◆ BRIEF ◆
Quote all of the data below exactly, please.
RECORDED DATA section start
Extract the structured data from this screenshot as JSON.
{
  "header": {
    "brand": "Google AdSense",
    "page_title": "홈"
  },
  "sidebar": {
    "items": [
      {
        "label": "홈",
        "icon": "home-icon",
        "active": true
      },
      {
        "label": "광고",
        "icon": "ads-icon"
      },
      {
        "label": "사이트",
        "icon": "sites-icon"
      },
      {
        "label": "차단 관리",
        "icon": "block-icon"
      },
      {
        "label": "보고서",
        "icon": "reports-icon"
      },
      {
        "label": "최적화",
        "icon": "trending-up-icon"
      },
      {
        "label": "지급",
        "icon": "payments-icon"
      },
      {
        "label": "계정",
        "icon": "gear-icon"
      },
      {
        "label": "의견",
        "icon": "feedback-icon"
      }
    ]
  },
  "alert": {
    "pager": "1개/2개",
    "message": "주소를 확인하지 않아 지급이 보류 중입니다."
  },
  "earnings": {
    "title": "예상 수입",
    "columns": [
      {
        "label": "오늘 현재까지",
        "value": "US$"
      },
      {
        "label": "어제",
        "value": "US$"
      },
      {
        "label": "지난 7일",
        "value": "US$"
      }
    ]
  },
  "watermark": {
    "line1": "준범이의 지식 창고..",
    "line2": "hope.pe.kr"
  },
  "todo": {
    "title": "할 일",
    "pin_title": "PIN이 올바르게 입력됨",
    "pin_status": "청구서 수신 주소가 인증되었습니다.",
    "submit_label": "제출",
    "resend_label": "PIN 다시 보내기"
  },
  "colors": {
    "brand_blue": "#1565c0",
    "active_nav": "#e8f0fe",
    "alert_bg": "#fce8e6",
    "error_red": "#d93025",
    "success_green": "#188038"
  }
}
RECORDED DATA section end
◆ EXERCISE ANSWER ◆
Extract the structured data from this screenshot as JSON.
{
  "header": {
    "brand": "Google AdSense",
    "page_title": "홈"
  },
  "sidebar": {
    "items": [
      {
        "label": "홈",
        "icon": "home-icon",
        "active": true
      },
      {
        "label": "광고",
        "icon": "ads-icon"
      },
      {
        "label": "사이트",
        "icon": "sites-icon"
      },
      {
        "label": "차단 관리",
        "icon": "block-icon"
      },
      {
        "label": "보고서",
        "icon": "reports-icon"
      },
      {
        "label": "최적화",
        "icon": "trending-up-icon"
      },
      {
        "label": "지급",
        "icon": "payments-icon"
      },
      {
        "label": "계정",
        "icon": "gear-icon"
      },
      {
        "label": "의견",
        "icon": "feedback-icon"
      }
    ]
  },
  "alert": {
    "pager": "1개/2개",
    "message": "주소를 확인하지 않아 지급이 보류 중입니다."
  },
  "earnings": {
    "title": "예상 수입",
    "columns": [
      {
        "label": "오늘 현재까지",
        "value": "US$"
      },
      {
        "label": "어제",
        "value": "US$"
      },
      {
        "label": "지난 7일",
        "value": "US$"
      }
    ]
  },
  "watermark": {
    "line1": "준범이의 지식 창고..",
    "line2": "hope.pe.kr"
  },
  "todo": {
    "title": "할 일",
    "pin_title": "PIN이 올바르게 입력됨",
    "pin_status": "청구서 수신 주소가 인증되었습니다.",
    "submit_label": "제출",
    "resend_label": "PIN 다시 보내기"
  },
  "colors": {
    "brand_blue": "#1565c0",
    "active_nav": "#e8f0fe",
    "alert_bg": "#fce8e6",
    "error_red": "#d93025",
    "success_green": "#188038"
  }
}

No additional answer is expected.